There aren't many college majors or careers where an ability to read carefully and read for comprehension are not invaluable skills. While those skills can be taught with any kind of writing, reading literarture has the advantage of depth. When we read literature we read for plot, but we are also influenced by diction, tone, imagery, symbolism, etc. and therefore are engaged in more creative and thoughtful way than we are when we just read facts -- but the act of reading helps us with all tasks of reading.
Literature is an excellent means of training a person to perform a variety of tasks in many different career areas. Being able to identify a theme and provide examples of it is a skill that is transferable across disciplines. The simple ability to write clearly and explain well is highly prized in the corporate world, public service, science, law, medicine, and other disciplines.
It is often thought that an English major doesn't prepare you for much except being an English teacher, but this is far from the truth.

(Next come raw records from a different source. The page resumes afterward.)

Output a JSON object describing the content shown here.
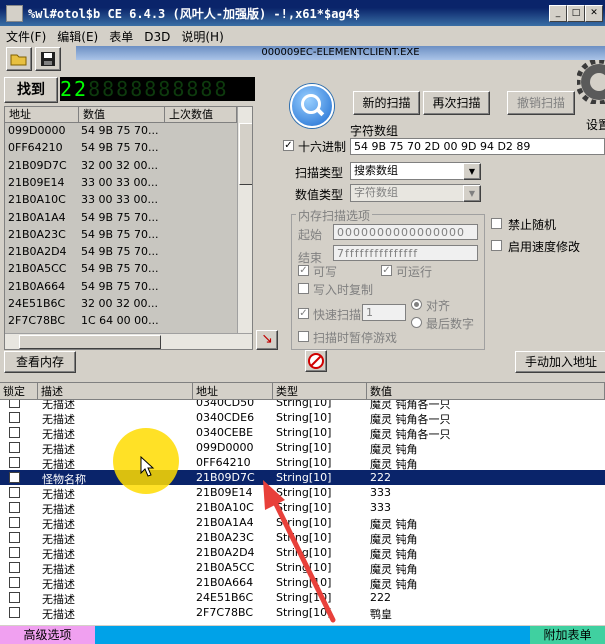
{
  "window": {
    "title": "%wl#otol$b  CE 6.4.3 (风叶人-加强版)  -!,x61*$ag4$"
  },
  "menu": [
    "文件(F)",
    "编辑(E)",
    "表单",
    "D3D",
    "说明(H)"
  ],
  "process": "000009EC-ELEMENTCLIENT.EXE",
  "found": {
    "label": "找到",
    "count": "22"
  },
  "found_headers": {
    "addr": "地址",
    "value": "数值",
    "prev": "上次数值"
  },
  "found_rows": [
    {
      "addr": "099D0000",
      "val": "54 9B 75 70..."
    },
    {
      "addr": "0FF64210",
      "val": "54 9B 75 70..."
    },
    {
      "addr": "21B09D7C",
      "val": "32 00 32 00..."
    },
    {
      "addr": "21B09E14",
      "val": "33 00 33 00..."
    },
    {
      "addr": "21B0A10C",
      "val": "33 00 33 00..."
    },
    {
      "addr": "21B0A1A4",
      "val": "54 9B 75 70..."
    },
    {
      "addr": "21B0A23C",
      "val": "54 9B 75 70..."
    },
    {
      "addr": "21B0A2D4",
      "val": "54 9B 75 70..."
    },
    {
      "addr": "21B0A5CC",
      "val": "54 9B 75 70..."
    },
    {
      "addr": "21B0A664",
      "val": "54 9B 75 70..."
    },
    {
      "addr": "24E51B6C",
      "val": "32 00 32 00..."
    },
    {
      "addr": "2F7C78BC",
      "val": "1C 64 00 00..."
    }
  ],
  "buttons": {
    "new_scan": "新的扫描",
    "next_scan": "再次扫描",
    "undo_scan": "撤销扫描",
    "settings": "设置",
    "view_memory": "查看内存",
    "add_manual": "手动加入地址"
  },
  "scan": {
    "hex_label": "十六进制",
    "value_label": "字符数组",
    "value": "54 9B 75 70 2D 00 9D 94 D2 89",
    "scan_type_label": "扫描类型",
    "scan_type": "搜索数组",
    "value_type_label": "数值类型",
    "value_type": "字符数组",
    "mem_options": "内存扫描选项",
    "start_label": "起始",
    "start": "0000000000000000",
    "end_label": "结束",
    "end": "7fffffffffffffff",
    "writable": "可写",
    "executable": "可运行",
    "copy_on_write": "写入时复制",
    "fast_scan": "快速扫描",
    "fast_value": "1",
    "align": "对齐",
    "last_digits": "最后数字",
    "pause": "扫描时暂停游戏",
    "no_random": "禁止随机",
    "speedhack": "启用速度修改"
  },
  "table_headers": {
    "lock": "锁定",
    "desc": "描述",
    "addr": "地址",
    "type": "类型",
    "value": "数值"
  },
  "table_rows": [
    {
      "desc": "无描述",
      "addr": "0340CD50",
      "type": "String[10]",
      "val": "魔灵 钝角各一只",
      "sel": false
    },
    {
      "desc": "无描述",
      "addr": "0340CDE6",
      "type": "String[10]",
      "val": "魔灵 钝角各一只",
      "sel": false
    },
    {
      "desc": "无描述",
      "addr": "0340CEBE",
      "type": "String[10]",
      "val": "魔灵 钝角各一只",
      "sel": false
    },
    {
      "desc": "无描述",
      "addr": "099D0000",
      "type": "String[10]",
      "val": "魔灵 钝角",
      "sel": false
    },
    {
      "desc": "无描述",
      "addr": "0FF64210",
      "type": "String[10]",
      "val": "魔灵 钝角",
      "sel": false
    },
    {
      "desc": "怪物名称",
      "addr": "21B09D7C",
      "type": "String[10]",
      "val": "222",
      "sel": true
    },
    {
      "desc": "无描述",
      "addr": "21B09E14",
      "type": "String[10]",
      "val": "333",
      "sel": false
    },
    {
      "desc": "无描述",
      "addr": "21B0A10C",
      "type": "String[10]",
      "val": "333",
      "sel": false
    },
    {
      "desc": "无描述",
      "addr": "21B0A1A4",
      "type": "String[10]",
      "val": "魔灵 钝角",
      "sel": false
    },
    {
      "desc": "无描述",
      "addr": "21B0A23C",
      "type": "String[10]",
      "val": "魔灵 钝角",
      "sel": false
    },
    {
      "desc": "无描述",
      "addr": "21B0A2D4",
      "type": "String[10]",
      "val": "魔灵 钝角",
      "sel": false
    },
    {
      "desc": "无描述",
      "addr": "21B0A5CC",
      "type": "String[10]",
      "val": "魔灵 钝角",
      "sel": false
    },
    {
      "desc": "无描述",
      "addr": "21B0A664",
      "type": "String[10]",
      "val": "魔灵 钝角",
      "sel": false
    },
    {
      "desc": "无描述",
      "addr": "24E51B6C",
      "type": "String[10]",
      "val": "222",
      "sel": false
    },
    {
      "desc": "无描述",
      "addr": "2F7C78BC",
      "type": "String[10]",
      "val": "鹗皇",
      "sel": false
    }
  ],
  "bottom": {
    "advanced": "高级选项",
    "append": "附加表单"
  }
}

Literature is very broad and abstract. It allows one to see different tones, meaning, and other figurative language. It certainly helps someone to read something that is concrete and understand it better. That is why English Literature is still one of the most popular majors in the Western hemisphere. Most go on to earn MBAs, law degrees, medical degrees, etc.
Only if it is taught in an inspiring way with students accepting the themes of what the authors originally wrote. For example, I give my students the example of Atticus Finch in replying to Jem's wish that he play football. Atticus replies that he is too old, and then asks Jem to come in for supper. Jem replies, "No," and rather than coddle, persuade, beg and plead, Atticus says "Suit yourself." I tell my students that,"Suit yourself." I don't plead, beg, persuade them to learn. I simply say "Suit yourself." That is the real power of literature: to inspire for a better character.
Since you dont mention the kind of training, I am going to wing it here. I think literature allows the reader to investigate other meeans of comunication. When a writer writes he/she writes to an audience that will find the voice within the book. I think the same could be said about training. The trainer needs to have the "voice" to reach its audience...the same can be said about literature. Training can be boring at times, but when presented in a interesting manner might actually be enjoyable...like a good book.